What lines of the data below hold the string "this"? Copy each one out.
──────── DATASET ENTRIES
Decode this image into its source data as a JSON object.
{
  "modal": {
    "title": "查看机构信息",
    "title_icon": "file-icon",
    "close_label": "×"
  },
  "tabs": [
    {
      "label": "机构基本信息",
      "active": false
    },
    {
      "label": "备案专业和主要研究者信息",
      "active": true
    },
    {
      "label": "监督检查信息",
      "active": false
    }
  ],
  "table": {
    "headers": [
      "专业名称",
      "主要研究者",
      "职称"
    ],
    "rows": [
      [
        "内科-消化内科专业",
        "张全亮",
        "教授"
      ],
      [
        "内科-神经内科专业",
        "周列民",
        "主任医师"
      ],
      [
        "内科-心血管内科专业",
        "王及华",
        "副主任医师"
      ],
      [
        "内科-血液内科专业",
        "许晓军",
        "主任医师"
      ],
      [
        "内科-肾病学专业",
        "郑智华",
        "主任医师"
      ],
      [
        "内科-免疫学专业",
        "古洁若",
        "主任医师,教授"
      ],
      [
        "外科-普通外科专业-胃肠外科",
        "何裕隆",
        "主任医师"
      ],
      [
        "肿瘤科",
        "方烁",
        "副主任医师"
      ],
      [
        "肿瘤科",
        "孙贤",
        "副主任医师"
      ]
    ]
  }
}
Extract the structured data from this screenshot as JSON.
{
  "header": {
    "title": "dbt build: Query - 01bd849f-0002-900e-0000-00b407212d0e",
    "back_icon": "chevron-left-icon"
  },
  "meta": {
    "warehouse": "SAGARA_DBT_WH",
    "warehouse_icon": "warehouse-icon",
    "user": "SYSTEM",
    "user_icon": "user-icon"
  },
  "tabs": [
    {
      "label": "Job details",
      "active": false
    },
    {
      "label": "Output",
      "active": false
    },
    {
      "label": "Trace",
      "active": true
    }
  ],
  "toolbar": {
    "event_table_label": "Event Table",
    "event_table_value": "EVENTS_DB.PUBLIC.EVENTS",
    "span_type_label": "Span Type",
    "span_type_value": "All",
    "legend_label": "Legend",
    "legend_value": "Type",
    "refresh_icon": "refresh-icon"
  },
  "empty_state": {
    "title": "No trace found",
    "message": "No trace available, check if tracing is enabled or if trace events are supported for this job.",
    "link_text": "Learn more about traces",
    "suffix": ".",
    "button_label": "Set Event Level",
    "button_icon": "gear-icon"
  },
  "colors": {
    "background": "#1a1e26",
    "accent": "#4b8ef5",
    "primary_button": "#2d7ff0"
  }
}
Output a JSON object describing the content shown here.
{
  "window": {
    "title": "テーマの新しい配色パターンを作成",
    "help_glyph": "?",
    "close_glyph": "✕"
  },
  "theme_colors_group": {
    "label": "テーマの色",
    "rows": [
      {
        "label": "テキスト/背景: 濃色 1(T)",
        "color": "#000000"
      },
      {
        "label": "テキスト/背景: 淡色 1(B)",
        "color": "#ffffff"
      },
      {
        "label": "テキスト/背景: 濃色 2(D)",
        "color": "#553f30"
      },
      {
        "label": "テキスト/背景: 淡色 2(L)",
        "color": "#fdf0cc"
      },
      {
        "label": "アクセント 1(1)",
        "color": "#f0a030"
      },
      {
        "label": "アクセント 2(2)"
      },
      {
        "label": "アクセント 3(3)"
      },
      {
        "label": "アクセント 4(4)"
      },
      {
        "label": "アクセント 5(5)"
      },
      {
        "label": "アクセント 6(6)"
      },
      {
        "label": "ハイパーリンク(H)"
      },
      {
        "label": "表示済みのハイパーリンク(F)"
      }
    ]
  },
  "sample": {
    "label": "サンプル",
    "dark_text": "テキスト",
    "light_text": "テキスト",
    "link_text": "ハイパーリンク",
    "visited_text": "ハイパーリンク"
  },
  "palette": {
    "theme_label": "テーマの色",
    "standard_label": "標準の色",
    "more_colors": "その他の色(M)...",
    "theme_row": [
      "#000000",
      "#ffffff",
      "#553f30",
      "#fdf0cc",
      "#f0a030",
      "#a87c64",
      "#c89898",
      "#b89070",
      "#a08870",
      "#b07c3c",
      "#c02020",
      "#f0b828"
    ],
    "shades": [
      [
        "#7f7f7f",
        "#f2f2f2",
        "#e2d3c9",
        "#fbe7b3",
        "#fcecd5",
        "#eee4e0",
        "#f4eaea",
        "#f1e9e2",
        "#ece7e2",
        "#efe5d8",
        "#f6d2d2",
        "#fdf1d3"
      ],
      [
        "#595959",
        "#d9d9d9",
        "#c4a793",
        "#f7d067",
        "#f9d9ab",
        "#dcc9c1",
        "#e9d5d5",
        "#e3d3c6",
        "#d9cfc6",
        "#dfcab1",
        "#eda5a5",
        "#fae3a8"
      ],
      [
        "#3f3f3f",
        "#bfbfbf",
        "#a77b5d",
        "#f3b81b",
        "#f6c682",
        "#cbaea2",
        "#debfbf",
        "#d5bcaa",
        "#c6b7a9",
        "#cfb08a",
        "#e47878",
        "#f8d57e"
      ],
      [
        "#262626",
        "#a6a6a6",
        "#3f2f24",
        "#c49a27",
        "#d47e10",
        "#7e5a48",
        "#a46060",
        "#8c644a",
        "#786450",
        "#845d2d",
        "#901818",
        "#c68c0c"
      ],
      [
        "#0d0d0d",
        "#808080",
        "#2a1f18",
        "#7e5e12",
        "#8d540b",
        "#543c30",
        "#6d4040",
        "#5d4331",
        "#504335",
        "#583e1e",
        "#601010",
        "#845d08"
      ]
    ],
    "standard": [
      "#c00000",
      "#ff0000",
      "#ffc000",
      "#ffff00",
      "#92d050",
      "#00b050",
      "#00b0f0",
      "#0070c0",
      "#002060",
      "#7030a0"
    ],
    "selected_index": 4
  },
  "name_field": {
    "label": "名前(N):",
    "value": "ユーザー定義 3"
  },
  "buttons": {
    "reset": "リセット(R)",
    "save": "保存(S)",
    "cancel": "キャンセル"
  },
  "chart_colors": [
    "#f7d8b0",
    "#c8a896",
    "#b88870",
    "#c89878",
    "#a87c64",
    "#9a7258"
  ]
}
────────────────
■ WRITTEN ANSWER:
Decode this image into its source data as a JSON object.
Extract the structured data from this screenshot as JSON.
    "message": "No trace available, check if tracing is enabled or if trace events are supported for this job.",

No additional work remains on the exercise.